Sending utility staff to homes to read water meters in the traditional way has a variety of problems. It is costly, and sometimes meters are missed by mistake. More importantly, the traditional method does nothing to record water losses from pipes, which is a waste of resources and a cost. Incomplete measurements in China suggest that 37% of all mains water is lost through leaking pipes.
In March 2017, Huawei partnered with Shenzhen Water Group and China Telecom to launch the world's first commercial smart water network, deploying more than 1,200 NB-IoT-enabled smart water meters in Shenzhen as part of a comprehensive upgrade of the city's water management system. It was a complicated deployment, one requiring broad coverage across the entire city, plus physical depth of coverage, because the water meters are mostly located on underground inlets or in basements. However, the NB-IoT smart water meters provide exactly the functionality required. The meters use very little power because they stay in sleep mode except during the occasional meter readings. This means less maintenance and longer between battery replacements.

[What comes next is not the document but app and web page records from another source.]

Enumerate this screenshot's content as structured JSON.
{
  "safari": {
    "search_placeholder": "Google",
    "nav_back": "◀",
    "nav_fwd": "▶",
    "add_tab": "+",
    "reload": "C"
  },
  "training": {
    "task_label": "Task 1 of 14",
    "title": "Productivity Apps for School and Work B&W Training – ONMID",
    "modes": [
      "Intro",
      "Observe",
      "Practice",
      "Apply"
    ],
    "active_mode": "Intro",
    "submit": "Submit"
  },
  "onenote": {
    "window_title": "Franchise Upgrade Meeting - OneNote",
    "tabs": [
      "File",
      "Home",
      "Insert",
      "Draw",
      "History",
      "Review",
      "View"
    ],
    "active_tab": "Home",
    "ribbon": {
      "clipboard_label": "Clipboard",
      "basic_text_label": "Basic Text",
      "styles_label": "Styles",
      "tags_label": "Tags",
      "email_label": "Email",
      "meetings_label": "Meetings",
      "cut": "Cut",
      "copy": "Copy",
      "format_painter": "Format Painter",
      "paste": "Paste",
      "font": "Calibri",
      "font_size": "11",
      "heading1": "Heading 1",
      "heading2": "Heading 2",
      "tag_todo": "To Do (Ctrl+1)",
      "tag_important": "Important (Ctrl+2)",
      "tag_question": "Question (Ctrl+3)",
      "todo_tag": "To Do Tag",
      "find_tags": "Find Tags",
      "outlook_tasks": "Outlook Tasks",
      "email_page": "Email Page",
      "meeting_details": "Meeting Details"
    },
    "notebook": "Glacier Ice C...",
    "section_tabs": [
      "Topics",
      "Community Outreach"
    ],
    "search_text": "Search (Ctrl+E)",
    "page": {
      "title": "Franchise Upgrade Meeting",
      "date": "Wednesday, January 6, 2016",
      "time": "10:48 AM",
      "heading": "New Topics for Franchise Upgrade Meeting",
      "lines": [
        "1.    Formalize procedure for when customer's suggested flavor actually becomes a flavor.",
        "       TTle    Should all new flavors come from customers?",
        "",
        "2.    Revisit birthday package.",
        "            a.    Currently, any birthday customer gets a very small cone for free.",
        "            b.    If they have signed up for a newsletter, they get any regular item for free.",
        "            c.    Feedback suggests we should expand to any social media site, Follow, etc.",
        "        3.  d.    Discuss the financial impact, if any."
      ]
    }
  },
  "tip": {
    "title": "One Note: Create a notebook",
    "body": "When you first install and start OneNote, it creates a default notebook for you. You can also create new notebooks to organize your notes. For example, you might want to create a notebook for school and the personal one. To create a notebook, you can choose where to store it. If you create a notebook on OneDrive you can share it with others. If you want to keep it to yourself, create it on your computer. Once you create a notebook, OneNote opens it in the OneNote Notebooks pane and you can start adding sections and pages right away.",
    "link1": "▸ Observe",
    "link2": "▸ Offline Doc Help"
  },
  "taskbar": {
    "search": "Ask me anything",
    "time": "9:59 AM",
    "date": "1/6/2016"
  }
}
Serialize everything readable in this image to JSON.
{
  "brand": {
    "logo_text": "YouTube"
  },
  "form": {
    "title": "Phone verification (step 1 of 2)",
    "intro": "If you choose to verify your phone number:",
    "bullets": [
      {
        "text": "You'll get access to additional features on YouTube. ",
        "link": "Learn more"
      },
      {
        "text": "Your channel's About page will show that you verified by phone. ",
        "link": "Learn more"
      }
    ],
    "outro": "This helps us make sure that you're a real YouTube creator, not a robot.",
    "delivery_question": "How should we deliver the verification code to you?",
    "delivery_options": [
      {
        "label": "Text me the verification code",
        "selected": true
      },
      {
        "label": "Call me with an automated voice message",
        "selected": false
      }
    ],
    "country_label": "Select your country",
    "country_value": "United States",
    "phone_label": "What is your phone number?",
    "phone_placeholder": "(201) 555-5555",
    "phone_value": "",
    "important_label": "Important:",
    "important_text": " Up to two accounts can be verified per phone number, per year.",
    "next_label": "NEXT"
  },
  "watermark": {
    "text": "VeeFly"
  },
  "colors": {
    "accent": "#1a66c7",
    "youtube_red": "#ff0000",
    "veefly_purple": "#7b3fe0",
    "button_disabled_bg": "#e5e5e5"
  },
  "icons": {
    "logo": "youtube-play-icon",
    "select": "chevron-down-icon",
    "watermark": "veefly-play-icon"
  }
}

Smart water meters not only help save on the cost of labor involved in meter reading, but also improve data completeness and accuracy. To date, the utility is getting data from over 99.5% of its meters at every reading. The meters are also able to check water pressure, and compare throughput at different nodes of the pipe network, which enables the company to identify leaks and carry out preventive maintenance before problems escalate. Smart meters also enable differentiated rates at peak/non-peak times of day, helping the utility to smooth demand and use its water resources more efficiently.